Vice Director of the Grain Bureau, Ren Zhengxiao, said at a recent conference that policy-type purchases of wheat, rice, and corn were down 66% year-on-year for the January-November period of 2010. Since grain prices were rising this year authorities didn't have to buy as much grain at support prices.
State-owned enterprises still were the main purchasers of grain. They bought 109.6 million metric tons (mmt) of grain during January-November, accounting for 46% of all purchases. While the amount of policy-type grain purchases was down this year, procurement at minimum prices still accounted for nearly one-third of purchases.
By my calculation this means total purchases of grain for January-November totaled 238 mmt, over 40% of grain production (540 mmt). This implies still over half of grain is used on farms and never enters the formal marketing system.
State-owned enterprises took advantage of rising prices to sell off grain they had stockpiled in 2009. Sales of grain totaled 170 mmt for January-November, 23 mmt higher than last year.
This situation "reduced losses and increased profits" for grain enterprises. Total profit for January-November was 4 billion yuan.
However, the article says that the profit situation has deteriorated since October, especially in Heilongjiang, Jilin, and Henan provinces. Inflationary expectations heated up, some "structural conflicts" contributed to grain price increases in production areas, and state-owned enterprises faced "relatively big market risk."
Some analysts, says the article, think this announcement reflects a dilemma faced by the government.
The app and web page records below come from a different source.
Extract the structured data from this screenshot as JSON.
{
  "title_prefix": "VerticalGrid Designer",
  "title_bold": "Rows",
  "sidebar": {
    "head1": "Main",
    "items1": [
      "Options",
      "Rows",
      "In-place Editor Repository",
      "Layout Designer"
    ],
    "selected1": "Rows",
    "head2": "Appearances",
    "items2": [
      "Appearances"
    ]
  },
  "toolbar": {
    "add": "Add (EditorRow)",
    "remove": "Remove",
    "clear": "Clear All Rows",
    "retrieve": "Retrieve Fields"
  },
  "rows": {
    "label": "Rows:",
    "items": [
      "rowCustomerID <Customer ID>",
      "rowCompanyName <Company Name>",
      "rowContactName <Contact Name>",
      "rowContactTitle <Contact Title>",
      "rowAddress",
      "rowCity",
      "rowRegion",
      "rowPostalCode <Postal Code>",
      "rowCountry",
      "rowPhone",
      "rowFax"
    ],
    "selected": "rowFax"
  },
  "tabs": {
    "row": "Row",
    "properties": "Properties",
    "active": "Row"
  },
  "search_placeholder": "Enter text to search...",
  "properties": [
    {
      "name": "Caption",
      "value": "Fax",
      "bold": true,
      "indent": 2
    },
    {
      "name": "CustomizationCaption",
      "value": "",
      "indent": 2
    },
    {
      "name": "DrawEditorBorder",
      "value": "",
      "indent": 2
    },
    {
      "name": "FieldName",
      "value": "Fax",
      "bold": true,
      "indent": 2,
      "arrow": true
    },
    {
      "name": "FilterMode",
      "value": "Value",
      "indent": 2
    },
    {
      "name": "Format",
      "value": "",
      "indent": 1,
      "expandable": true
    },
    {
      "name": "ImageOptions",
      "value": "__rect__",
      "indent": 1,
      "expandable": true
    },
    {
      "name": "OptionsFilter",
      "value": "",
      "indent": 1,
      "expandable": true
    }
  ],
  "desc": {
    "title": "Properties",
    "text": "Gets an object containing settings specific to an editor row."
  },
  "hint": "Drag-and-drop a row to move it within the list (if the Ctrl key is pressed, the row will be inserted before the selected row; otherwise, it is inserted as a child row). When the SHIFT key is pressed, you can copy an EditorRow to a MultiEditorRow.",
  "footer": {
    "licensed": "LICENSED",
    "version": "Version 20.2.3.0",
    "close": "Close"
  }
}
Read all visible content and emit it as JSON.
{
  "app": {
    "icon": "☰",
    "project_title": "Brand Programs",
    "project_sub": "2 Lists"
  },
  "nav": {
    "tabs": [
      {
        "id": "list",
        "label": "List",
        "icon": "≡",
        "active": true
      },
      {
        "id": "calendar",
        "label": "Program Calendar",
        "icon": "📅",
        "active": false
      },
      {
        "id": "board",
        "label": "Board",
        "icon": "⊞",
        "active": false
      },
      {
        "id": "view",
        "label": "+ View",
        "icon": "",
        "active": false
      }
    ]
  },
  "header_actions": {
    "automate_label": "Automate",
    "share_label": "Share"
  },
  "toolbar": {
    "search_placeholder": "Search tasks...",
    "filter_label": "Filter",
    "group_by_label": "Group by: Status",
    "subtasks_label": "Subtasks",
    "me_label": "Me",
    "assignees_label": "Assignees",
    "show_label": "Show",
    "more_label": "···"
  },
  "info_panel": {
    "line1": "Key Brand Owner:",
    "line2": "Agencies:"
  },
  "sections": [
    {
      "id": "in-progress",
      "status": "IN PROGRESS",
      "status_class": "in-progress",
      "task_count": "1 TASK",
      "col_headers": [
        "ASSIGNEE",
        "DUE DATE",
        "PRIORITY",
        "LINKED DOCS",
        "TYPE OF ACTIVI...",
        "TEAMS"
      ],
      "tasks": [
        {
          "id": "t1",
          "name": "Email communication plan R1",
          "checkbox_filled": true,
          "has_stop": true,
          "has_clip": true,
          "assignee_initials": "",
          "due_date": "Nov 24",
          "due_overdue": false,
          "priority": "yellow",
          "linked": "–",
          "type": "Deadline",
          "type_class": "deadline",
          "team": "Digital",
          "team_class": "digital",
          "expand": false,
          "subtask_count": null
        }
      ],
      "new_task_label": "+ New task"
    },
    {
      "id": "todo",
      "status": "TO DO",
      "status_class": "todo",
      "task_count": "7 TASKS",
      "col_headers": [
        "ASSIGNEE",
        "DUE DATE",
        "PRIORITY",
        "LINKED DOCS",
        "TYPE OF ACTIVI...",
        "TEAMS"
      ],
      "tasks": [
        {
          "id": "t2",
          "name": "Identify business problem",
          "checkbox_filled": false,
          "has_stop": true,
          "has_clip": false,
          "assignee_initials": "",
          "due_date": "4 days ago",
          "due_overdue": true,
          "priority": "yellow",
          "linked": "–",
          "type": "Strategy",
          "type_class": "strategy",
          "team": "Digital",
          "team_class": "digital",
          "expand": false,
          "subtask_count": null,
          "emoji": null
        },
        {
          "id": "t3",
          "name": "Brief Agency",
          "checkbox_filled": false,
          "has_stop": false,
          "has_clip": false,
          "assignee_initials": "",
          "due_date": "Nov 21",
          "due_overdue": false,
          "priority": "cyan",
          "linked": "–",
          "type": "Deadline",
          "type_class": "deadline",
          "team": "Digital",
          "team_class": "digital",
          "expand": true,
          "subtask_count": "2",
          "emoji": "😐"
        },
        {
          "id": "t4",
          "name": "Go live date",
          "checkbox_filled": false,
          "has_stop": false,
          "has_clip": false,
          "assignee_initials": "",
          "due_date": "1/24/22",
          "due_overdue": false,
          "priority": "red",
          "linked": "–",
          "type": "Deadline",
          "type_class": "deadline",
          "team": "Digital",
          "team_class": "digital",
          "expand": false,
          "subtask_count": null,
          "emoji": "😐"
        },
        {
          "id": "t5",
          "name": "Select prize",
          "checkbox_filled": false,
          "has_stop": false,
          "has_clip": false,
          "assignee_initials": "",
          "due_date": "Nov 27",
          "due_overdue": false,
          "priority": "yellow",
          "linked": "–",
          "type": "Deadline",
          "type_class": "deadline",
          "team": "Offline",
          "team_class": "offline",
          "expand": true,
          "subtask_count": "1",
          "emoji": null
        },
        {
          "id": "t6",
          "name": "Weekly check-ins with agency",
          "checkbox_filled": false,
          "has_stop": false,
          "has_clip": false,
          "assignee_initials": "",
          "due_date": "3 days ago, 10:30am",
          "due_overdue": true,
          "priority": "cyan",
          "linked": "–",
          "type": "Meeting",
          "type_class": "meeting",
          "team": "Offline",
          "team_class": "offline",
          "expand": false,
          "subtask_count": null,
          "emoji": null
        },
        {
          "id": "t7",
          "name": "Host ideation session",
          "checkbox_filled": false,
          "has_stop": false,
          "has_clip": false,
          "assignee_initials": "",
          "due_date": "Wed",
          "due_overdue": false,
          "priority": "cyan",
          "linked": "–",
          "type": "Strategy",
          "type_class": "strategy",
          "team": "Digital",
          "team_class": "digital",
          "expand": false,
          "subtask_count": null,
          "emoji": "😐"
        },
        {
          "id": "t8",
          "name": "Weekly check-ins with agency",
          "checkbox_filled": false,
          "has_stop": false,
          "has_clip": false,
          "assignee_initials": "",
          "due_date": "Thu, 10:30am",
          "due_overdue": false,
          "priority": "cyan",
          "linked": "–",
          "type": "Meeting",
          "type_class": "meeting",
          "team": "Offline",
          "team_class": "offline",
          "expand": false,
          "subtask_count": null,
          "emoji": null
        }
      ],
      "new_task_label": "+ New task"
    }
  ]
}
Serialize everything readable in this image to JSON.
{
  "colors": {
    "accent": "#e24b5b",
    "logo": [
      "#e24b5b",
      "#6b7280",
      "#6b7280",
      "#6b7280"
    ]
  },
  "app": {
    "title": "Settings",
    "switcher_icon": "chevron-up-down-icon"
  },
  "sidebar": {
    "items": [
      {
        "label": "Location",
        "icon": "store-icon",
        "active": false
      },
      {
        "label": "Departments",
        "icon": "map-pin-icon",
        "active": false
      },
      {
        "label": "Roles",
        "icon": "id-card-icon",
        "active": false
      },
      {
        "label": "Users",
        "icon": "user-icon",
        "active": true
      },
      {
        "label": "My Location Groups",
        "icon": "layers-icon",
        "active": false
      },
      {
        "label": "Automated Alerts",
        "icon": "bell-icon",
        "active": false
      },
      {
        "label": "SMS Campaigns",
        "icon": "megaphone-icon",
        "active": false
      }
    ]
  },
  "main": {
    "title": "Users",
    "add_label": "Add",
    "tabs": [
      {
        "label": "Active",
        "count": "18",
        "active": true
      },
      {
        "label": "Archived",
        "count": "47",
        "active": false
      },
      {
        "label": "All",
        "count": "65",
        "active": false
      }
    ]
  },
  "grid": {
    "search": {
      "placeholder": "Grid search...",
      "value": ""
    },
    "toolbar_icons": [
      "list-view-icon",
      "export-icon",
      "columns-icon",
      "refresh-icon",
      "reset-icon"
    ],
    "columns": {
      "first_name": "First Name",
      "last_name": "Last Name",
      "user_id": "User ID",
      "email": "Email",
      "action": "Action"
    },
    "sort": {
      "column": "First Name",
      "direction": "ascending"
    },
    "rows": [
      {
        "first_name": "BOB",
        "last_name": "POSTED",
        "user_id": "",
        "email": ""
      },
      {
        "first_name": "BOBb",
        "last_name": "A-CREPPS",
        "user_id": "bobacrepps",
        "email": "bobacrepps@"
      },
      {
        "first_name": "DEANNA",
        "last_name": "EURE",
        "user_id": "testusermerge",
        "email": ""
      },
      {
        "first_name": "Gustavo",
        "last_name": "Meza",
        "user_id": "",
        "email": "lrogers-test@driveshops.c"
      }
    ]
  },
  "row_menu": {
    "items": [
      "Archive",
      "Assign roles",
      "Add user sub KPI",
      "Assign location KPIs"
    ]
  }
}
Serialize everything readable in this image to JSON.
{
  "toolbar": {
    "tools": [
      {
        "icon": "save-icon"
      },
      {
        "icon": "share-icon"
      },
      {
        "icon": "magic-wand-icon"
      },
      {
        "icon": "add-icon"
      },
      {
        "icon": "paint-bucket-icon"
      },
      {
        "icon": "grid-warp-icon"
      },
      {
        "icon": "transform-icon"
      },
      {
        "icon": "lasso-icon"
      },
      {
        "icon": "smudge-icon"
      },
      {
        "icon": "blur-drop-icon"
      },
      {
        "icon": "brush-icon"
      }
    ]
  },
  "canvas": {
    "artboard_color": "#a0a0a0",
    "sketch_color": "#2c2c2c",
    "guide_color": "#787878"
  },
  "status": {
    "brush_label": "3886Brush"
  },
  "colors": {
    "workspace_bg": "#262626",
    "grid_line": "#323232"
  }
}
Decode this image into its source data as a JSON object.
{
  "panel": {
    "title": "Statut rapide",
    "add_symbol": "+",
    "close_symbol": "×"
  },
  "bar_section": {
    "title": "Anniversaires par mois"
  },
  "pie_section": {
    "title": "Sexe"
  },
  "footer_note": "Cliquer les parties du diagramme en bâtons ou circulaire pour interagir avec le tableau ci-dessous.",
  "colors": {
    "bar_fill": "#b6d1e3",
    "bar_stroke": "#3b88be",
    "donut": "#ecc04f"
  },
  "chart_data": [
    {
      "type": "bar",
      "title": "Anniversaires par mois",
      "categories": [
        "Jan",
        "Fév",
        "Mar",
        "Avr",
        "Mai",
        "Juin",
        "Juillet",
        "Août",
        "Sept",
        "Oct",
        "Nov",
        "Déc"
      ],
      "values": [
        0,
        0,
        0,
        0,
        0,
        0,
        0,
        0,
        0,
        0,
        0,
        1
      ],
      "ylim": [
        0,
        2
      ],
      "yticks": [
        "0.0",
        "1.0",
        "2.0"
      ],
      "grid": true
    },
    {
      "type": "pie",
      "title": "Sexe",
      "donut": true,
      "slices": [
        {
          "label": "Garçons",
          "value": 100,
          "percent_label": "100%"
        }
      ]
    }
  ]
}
Soaring prices help companies make profits (by selling off inventories), but the rising prices also "pose a threat to government food reserves."